Suez Canal Opens - Nov 17, 1869

On November 17, 1869, the Suez Canal, providing a water route from the Mediterranean Sea to the Red Sea, opened for navigation.

Such a route was sought after by governments, monarchs, and businessmen since ancient times. In fact, according to the Greek historian Herodotus, the ancient Egyptians attempted to dig a canal to connect the Nile River to the Red Sea thousands of years ago.

This from Herodotus:

Psammetichus left a son called Necos, who succeeded him upon the throne. This prince was the first to attempt the construction of the canal to the Red Sea—a work completed afterwards by Darius the Persian—the length of which is four days’ journey, and the width such as to admit of two triremes being rowed along it abreast. The water is derived from the Nile, which the canal leaves a little above the city of Bubastis, near Patumus, the Arabian town, being continued thence until it joins the Red Sea. At first it is carried along the Arabian side of the Egyptian plain, as far as the chain of hills opposite Memphis, whereby the plain is bounded, and in which lie the great stone quarries; here it skirts the base of the hills running in a direction from west to east, after which it turns and enters a narrow pass, trending southwards from this point until it enters the Arabian Gulf. From the northern sea to that which is called the southern or Erythraean, the shortest and quickest passage, which is from Mount Casius, the boundary between Egypt and Syria, to the Gulf of
Arabia, is a distance of exactly one thousand furlongs. But the way by the canal is very much longer on account of the crookedness of its course. A hundred and twenty thousand of the Egyptians, employed upon the work in the reign of Necos, lost their lives in making the excavation. He at length desisted from his undertaking, in consequence of an oracle which warned him “that he was labouring for the barbarian.” The Egyptians call by the name of barbarians all such as speak a language different from their own.

Necos, when he gave up the construction of the canal, turned all his thoughts to war, and set to work to build a fleet of triremes, some intended for service in the northern sea, and some for the navigation of the Erythraean. These last were built in the Arabian Gulf where the dry docks in which they lay are still visible. These fleets he employed wherever he had occasion, while he also made war by land upon the Syrians and defeated them in a pitched battle at Magdolus, after which he made himself master of Cadytis, a large city of Syria.
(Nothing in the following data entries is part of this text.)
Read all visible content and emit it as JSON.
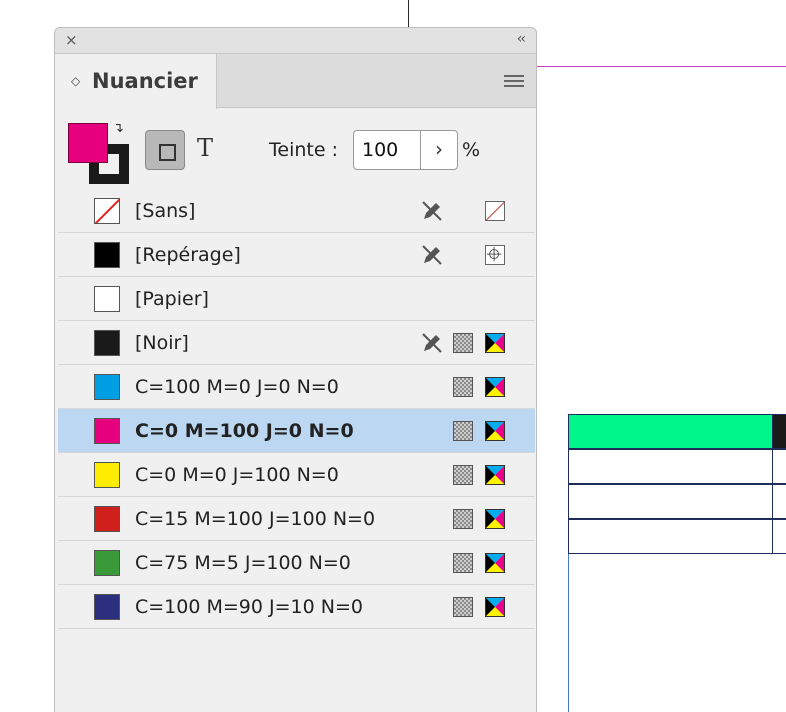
{
  "panel": {
    "title": "Nuancier",
    "close_glyph": "×",
    "collapse_glyph": "‹‹",
    "tab_chevron_glyph": "◇",
    "menu_icon": "hamburger-menu-icon",
    "text_button_glyph": "T",
    "swap_glyph": "↴"
  },
  "controls": {
    "fill_color": "#e6007e",
    "stroke_color": "#1a1a1a",
    "tint_label": "Teinte :",
    "tint_value": "100",
    "tint_stepper_glyph": "›",
    "tint_unit": "%"
  },
  "swatches": [
    {
      "name": "[Sans]",
      "color": "none",
      "edit_locked": true,
      "mode_icon": "none-swatch-icon"
    },
    {
      "name": "[Repérage]",
      "color": "#000000",
      "edit_locked": true,
      "mode_icon": "registration-icon"
    },
    {
      "name": "[Papier]",
      "color": "#ffffff",
      "edit_locked": false,
      "mode_icon": ""
    },
    {
      "name": "[Noir]",
      "color": "#1a1a1a",
      "edit_locked": true,
      "mode_icon": "cmyk-icon",
      "process": true
    },
    {
      "name": "C=100 M=0 J=0 N=0",
      "color": "#009fe3",
      "mode_icon": "cmyk-icon",
      "process": true
    },
    {
      "name": "C=0 M=100 J=0 N=0",
      "color": "#e6007e",
      "mode_icon": "cmyk-icon",
      "process": true,
      "selected": true
    },
    {
      "name": "C=0 M=0 J=100 N=0",
      "color": "#ffed00",
      "mode_icon": "cmyk-icon",
      "process": true
    },
    {
      "name": "C=15 M=100 J=100 N=0",
      "color": "#d0201c",
      "mode_icon": "cmyk-icon",
      "process": true
    },
    {
      "name": "C=75 M=5 J=100 N=0",
      "color": "#3a9a3a",
      "mode_icon": "cmyk-icon",
      "process": true
    },
    {
      "name": "C=100 M=90 J=10 N=0",
      "color": "#2b2f7e",
      "mode_icon": "cmyk-icon",
      "process": true
    }
  ],
  "document": {
    "table_header_color": "#00f58a"
  }
}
The dress which he wore on these occasions he sent to Branchidae in Milesia, as an offering to Apollo. After having reigned in all sixteen years, Necos died, and at his death bequeathed the throne to his son Psammis.